Records from a data source
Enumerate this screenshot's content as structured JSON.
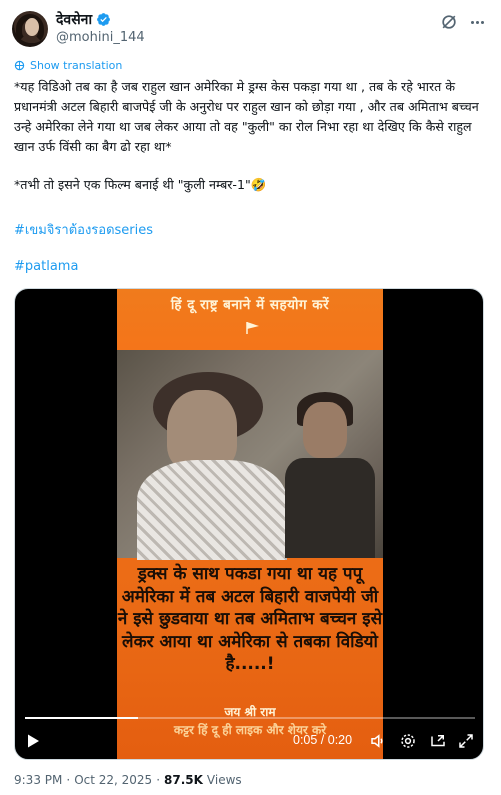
{
  "author": {
    "display_name": "देवसेना",
    "handle": "@mohini_144"
  },
  "translate_label": "Show translation",
  "tweet": {
    "paragraph1": "*यह विडिओ तब का है जब राहुल खान अमेरिका मे ड्रग्स केस पकड़ा गया था , तब के रहे भारत के प्रधानमंत्री अटल बिहारी बाजपेई जी के अनुरोध पर राहुल खान को छोड़ा गया , और तब अमिताभ बच्चन उन्हे अमेरिका लेने गया था जब लेकर आया तो वह \"कुली\" का रोल निभा रहा था देखिए कि कैसे राहुल खान उर्फ विंसी का बैग ढो रहा था*",
    "paragraph2": "*तभी तो इसने एक फिल्म बनाई थी \"कुली नम्बर-1\"🤣",
    "hashtag1": "#เขมจิราต้องรอดseries",
    "hashtag2": "#patlama"
  },
  "video": {
    "banner_top": "हिं दू राष्ट्र बनाने में सहयोग करें",
    "caption": "ड्रक्स के साथ पकडा गया था यह पपू अमेरिका में तब अटल बिहारी वाजपेयी जी ने इसे छुडवाया था तब अमिताभ बच्चन इसे लेकर आया था अमेरिका से तबका विडियो है.....!",
    "jai_text": "जय श्री राम",
    "bottom_text": "कट्टर हिं दू ही लाइक और शेयर करे",
    "time_display": "0:05 / 0:20",
    "progress_fraction": 0.25
  },
  "footer": {
    "time": "9:33 PM",
    "separator": "·",
    "date": "Oct 22, 2025",
    "views_count": "87.5K",
    "views_label": "Views"
  },
  "colors": {
    "link_blue": "#1d9bf0",
    "secondary_text": "#536471",
    "video_orange": "#f07b1c"
  }
}
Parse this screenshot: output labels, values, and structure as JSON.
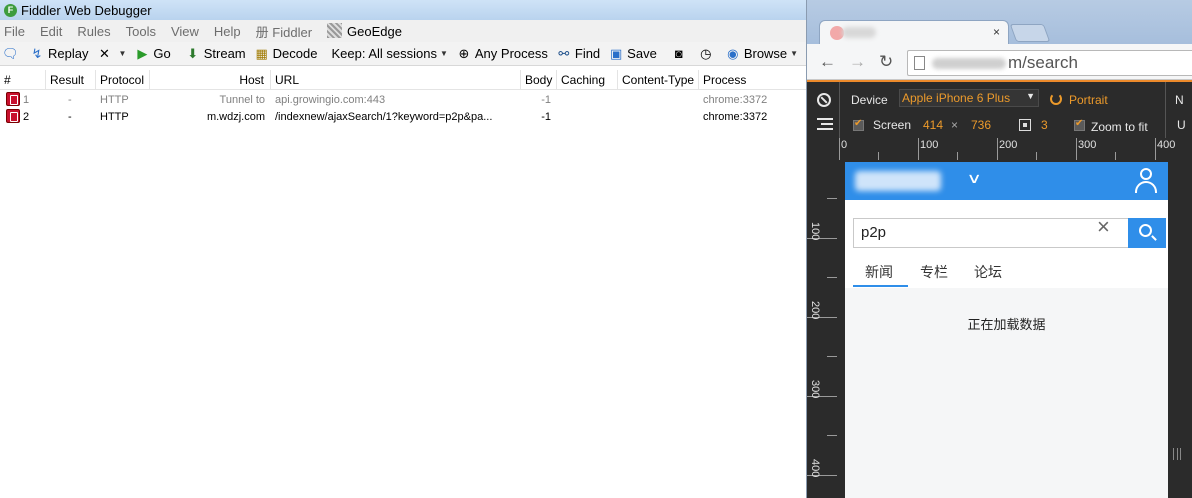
{
  "fiddler": {
    "title": "Fiddler Web Debugger",
    "menu": [
      "File",
      "Edit",
      "Rules",
      "Tools",
      "View",
      "Help",
      "册 Fiddler",
      "GeoEdge"
    ],
    "toolbar": {
      "replay": "Replay",
      "go": "Go",
      "stream": "Stream",
      "decode": "Decode",
      "keep": "Keep: All sessions",
      "any_process": "Any Process",
      "find": "Find",
      "save": "Save",
      "browse": "Browse"
    },
    "columns": [
      "#",
      "Result",
      "Protocol",
      "Host",
      "URL",
      "Body",
      "Caching",
      "Content-Type",
      "Process"
    ],
    "sessions": [
      {
        "id": "1",
        "result": "-",
        "protocol": "HTTP",
        "host": "Tunnel to",
        "url": "api.growingio.com:443",
        "body": "-1",
        "caching": "",
        "content_type": "",
        "process": "chrome:3372"
      },
      {
        "id": "2",
        "result": "-",
        "protocol": "HTTP",
        "host": "m.wdzj.com",
        "url": "/indexnew/ajaxSearch/1?keyword=p2p&pa...",
        "body": "-1",
        "caching": "",
        "content_type": "",
        "process": "chrome:3372"
      }
    ]
  },
  "chrome": {
    "tab_close": "×",
    "address_suffix": "m/search",
    "devtools": {
      "device_label": "Device",
      "device_value": "Apple iPhone 6 Plus",
      "orientation": "Portrait",
      "cut_label": "N",
      "screen_label": "Screen",
      "screen_width": "414",
      "times": "×",
      "screen_height": "736",
      "dpr": "3",
      "zoom_label": "Zoom to fit",
      "cut_label2": "U",
      "ruler_top": [
        "0",
        "100",
        "200",
        "300",
        "400"
      ],
      "ruler_left": [
        "100",
        "200",
        "300",
        "400"
      ]
    },
    "page": {
      "search_value": "p2p",
      "tabs": [
        "新闻",
        "专栏",
        "论坛"
      ],
      "loading": "正在加载数据"
    }
  },
  "icons": {
    "fiddler_app": "fiddler-icon",
    "session": "session-icon"
  },
  "colors": {
    "mobile_accent": "#2f8ee9",
    "devtools_accent": "#ec9a2b",
    "session_icon": "#c8102e"
  }
}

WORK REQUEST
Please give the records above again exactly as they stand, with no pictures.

SOLUTION FOR THIS PROBLEM
Enumerate this screenshot's content as structured JSON.
{
  "author": {
    "display_name": "देवसेना",
    "handle": "@mohini_144"
  },
  "translate_label": "Show translation",
  "tweet": {
    "paragraph1": "*यह विडिओ तब का है जब राहुल खान अमेरिका मे ड्रग्स केस पकड़ा गया था , तब के रहे भारत के प्रधानमंत्री अटल बिहारी बाजपेई जी के अनुरोध पर राहुल खान को छोड़ा गया , और तब अमिताभ बच्चन उन्हे अमेरिका लेने गया था जब लेकर आया तो वह \"कुली\" का रोल निभा रहा था देखिए कि कैसे राहुल खान उर्फ विंसी का बैग ढो रहा था*",
    "paragraph2": "*तभी तो इसने एक फिल्म बनाई थी \"कुली नम्बर-1\"🤣",
    "hashtag1": "#เขมจิราต้องรอดseries",
    "hashtag2": "#patlama"
  },
  "video": {
    "banner_top": "हिं दू राष्ट्र बनाने में सहयोग करें",
    "caption": "ड्रक्स के साथ पकडा गया था यह पपू अमेरिका में तब अटल बिहारी वाजपेयी जी ने इसे छुडवाया था तब अमिताभ बच्चन इसे लेकर आया था अमेरिका से तबका विडियो है.....!",
    "jai_text": "जय श्री राम",
    "bottom_text": "कट्टर हिं दू ही लाइक और शेयर करे",
    "time_display": "0:05 / 0:20",
    "progress_fraction": 0.25
  },
  "footer": {
    "time": "9:33 PM",
    "separator": "·",
    "date": "Oct 22, 2025",
    "views_count": "87.5K",
    "views_label": "Views"
  },
  "colors": {
    "link_blue": "#1d9bf0",
    "secondary_text": "#536471",
    "video_orange": "#f07b1c"
  }
}
Parse this screenshot: output labels, values, and structure as JSON.
{
  "fiddler": {
    "title": "Fiddler Web Debugger",
    "menu": [
      "File",
      "Edit",
      "Rules",
      "Tools",
      "View",
      "Help",
      "册 Fiddler",
      "GeoEdge"
    ],
    "toolbar": {
      "replay": "Replay",
      "go": "Go",
      "stream": "Stream",
      "decode": "Decode",
      "keep": "Keep: All sessions",
      "any_process": "Any Process",
      "find": "Find",
      "save": "Save",
      "browse": "Browse"
    },
    "columns": [
      "#",
      "Result",
      "Protocol",
      "Host",
      "URL",
      "Body",
      "Caching",
      "Content-Type",
      "Process"
    ],
    "sessions": [
      {
        "id": "1",
        "result": "-",
        "protocol": "HTTP",
        "host": "Tunnel to",
        "url": "api.growingio.com:443",
        "body": "-1",
        "caching": "",
        "content_type": "",
        "process": "chrome:3372"
      },
      {
        "id": "2",
        "result": "-",
        "protocol": "HTTP",
        "host": "m.wdzj.com",
        "url": "/indexnew/ajaxSearch/1?keyword=p2p&pa...",
        "body": "-1",
        "caching": "",
        "content_type": "",
        "process": "chrome:3372"
      }
    ]
  },
  "chrome": {
    "tab_close": "×",
    "address_suffix": "m/search",
    "devtools": {
      "device_label": "Device",
      "device_value": "Apple iPhone 6 Plus",
      "orientation": "Portrait",
      "cut_label": "N",
      "screen_label": "Screen",
      "screen_width": "414",
      "times": "×",
      "screen_height": "736",
      "dpr": "3",
      "zoom_label": "Zoom to fit",
      "cut_label2": "U",
      "ruler_top": [
        "0",
        "100",
        "200",
        "300",
        "400"
      ],
      "ruler_left": [
        "100",
        "200",
        "300",
        "400"
      ]
    },
    "page": {
      "search_value": "p2p",
      "tabs": [
        "新闻",
        "专栏",
        "论坛"
      ],
      "loading": "正在加载数据"
    }
  },
  "icons": {
    "fiddler_app": "fiddler-icon",
    "session": "session-icon"
  },
  "colors": {
    "mobile_accent": "#2f8ee9",
    "devtools_accent": "#ec9a2b",
    "session_icon": "#c8102e"
  }
}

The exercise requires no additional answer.